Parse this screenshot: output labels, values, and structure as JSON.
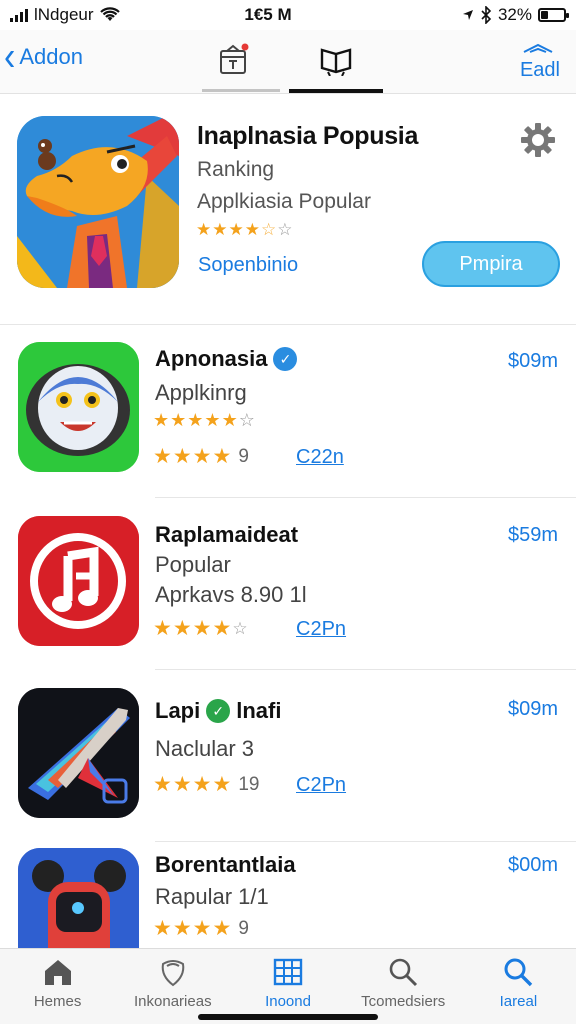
{
  "status_bar": {
    "carrier": "lNdgeur",
    "time": "1€5 M",
    "battery": "32%",
    "battery_level": 0.32
  },
  "nav": {
    "back_label": "Addon",
    "right_label": "Eadl",
    "icons": [
      "gift-icon",
      "book-icon"
    ]
  },
  "featured": {
    "title": "lnaplnasia Popusia",
    "subtitle1": "Ranking",
    "subtitle2": "Applkiasia Popular",
    "rating": 4.5,
    "link": "Sopenbinio",
    "button_label": "Pmpira"
  },
  "apps": [
    {
      "name": "Apnonasia",
      "verified": true,
      "verified_color": "#2a8de0",
      "line2": "Applkinrg",
      "rating": 4.5,
      "rating_text": "9",
      "size": "C22n",
      "price": "$09m",
      "icon": "face-icon"
    },
    {
      "name": "Raplamaideat",
      "verified": false,
      "line2": "Popular",
      "line3": "Aprkavs 8.90 1l",
      "rating": 4.5,
      "rating_text": "",
      "size": "C2Pn",
      "price": "$59m",
      "icon": "music-note-icon"
    },
    {
      "name_a": "Lapi",
      "name_b": "lnafi",
      "verified": true,
      "verified_color": "#2aa54a",
      "line2": "Naclular 3",
      "rating": 4,
      "rating_text": "19",
      "size": "C2Pn",
      "price": "$09m",
      "icon": "rocket-icon"
    },
    {
      "name": "Borentantlaia",
      "verified": false,
      "line2": "Rapular 1/1",
      "rating": 4.5,
      "rating_text": "9",
      "price": "$00m",
      "icon": "robot-icon"
    }
  ],
  "tabs": [
    {
      "label": "Hemes",
      "icon": "home-icon",
      "active": false
    },
    {
      "label": "Inkonarieas",
      "icon": "shield-icon",
      "active": false
    },
    {
      "label": "Inoond",
      "icon": "grid-icon",
      "active": true
    },
    {
      "label": "Tcomedsiers",
      "icon": "search-icon",
      "active": false
    },
    {
      "label": "Iareal",
      "icon": "search-icon",
      "active": true
    }
  ],
  "colors": {
    "accent": "#1a7be0",
    "star": "#f4a21c",
    "button": "#5fc4ef"
  }
}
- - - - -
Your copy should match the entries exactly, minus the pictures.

### Response to the task
Parse this screenshot: output labels, values, and structure as JSON.
{
  "status_bar": {
    "carrier": "lNdgeur",
    "time": "1€5 M",
    "battery": "32%",
    "battery_level": 0.32
  },
  "nav": {
    "back_label": "Addon",
    "right_label": "Eadl",
    "icons": [
      "gift-icon",
      "book-icon"
    ]
  },
  "featured": {
    "title": "lnaplnasia Popusia",
    "subtitle1": "Ranking",
    "subtitle2": "Applkiasia Popular",
    "rating": 4.5,
    "link": "Sopenbinio",
    "button_label": "Pmpira"
  },
  "apps": [
    {
      "name": "Apnonasia",
      "verified": true,
      "verified_color": "#2a8de0",
      "line2": "Applkinrg",
      "rating": 4.5,
      "rating_text": "9",
      "size": "C22n",
      "price": "$09m",
      "icon": "face-icon"
    },
    {
      "name": "Raplamaideat",
      "verified": false,
      "line2": "Popular",
      "line3": "Aprkavs 8.90 1l",
      "rating": 4.5,
      "rating_text": "",
      "size": "C2Pn",
      "price": "$59m",
      "icon": "music-note-icon"
    },
    {
      "name_a": "Lapi",
      "name_b": "lnafi",
      "verified": true,
      "verified_color": "#2aa54a",
      "line2": "Naclular 3",
      "rating": 4,
      "rating_text": "19",
      "size": "C2Pn",
      "price": "$09m",
      "icon": "rocket-icon"
    },
    {
      "name": "Borentantlaia",
      "verified": false,
      "line2": "Rapular 1/1",
      "rating": 4.5,
      "rating_text": "9",
      "price": "$00m",
      "icon": "robot-icon"
    }
  ],
  "tabs": [
    {
      "label": "Hemes",
      "icon": "home-icon",
      "active": false
    },
    {
      "label": "Inkonarieas",
      "icon": "shield-icon",
      "active": false
    },
    {
      "label": "Inoond",
      "icon": "grid-icon",
      "active": true
    },
    {
      "label": "Tcomedsiers",
      "icon": "search-icon",
      "active": false
    },
    {
      "label": "Iareal",
      "icon": "search-icon",
      "active": true
    }
  ],
  "colors": {
    "accent": "#1a7be0",
    "star": "#f4a21c",
    "button": "#5fc4ef"
  }
}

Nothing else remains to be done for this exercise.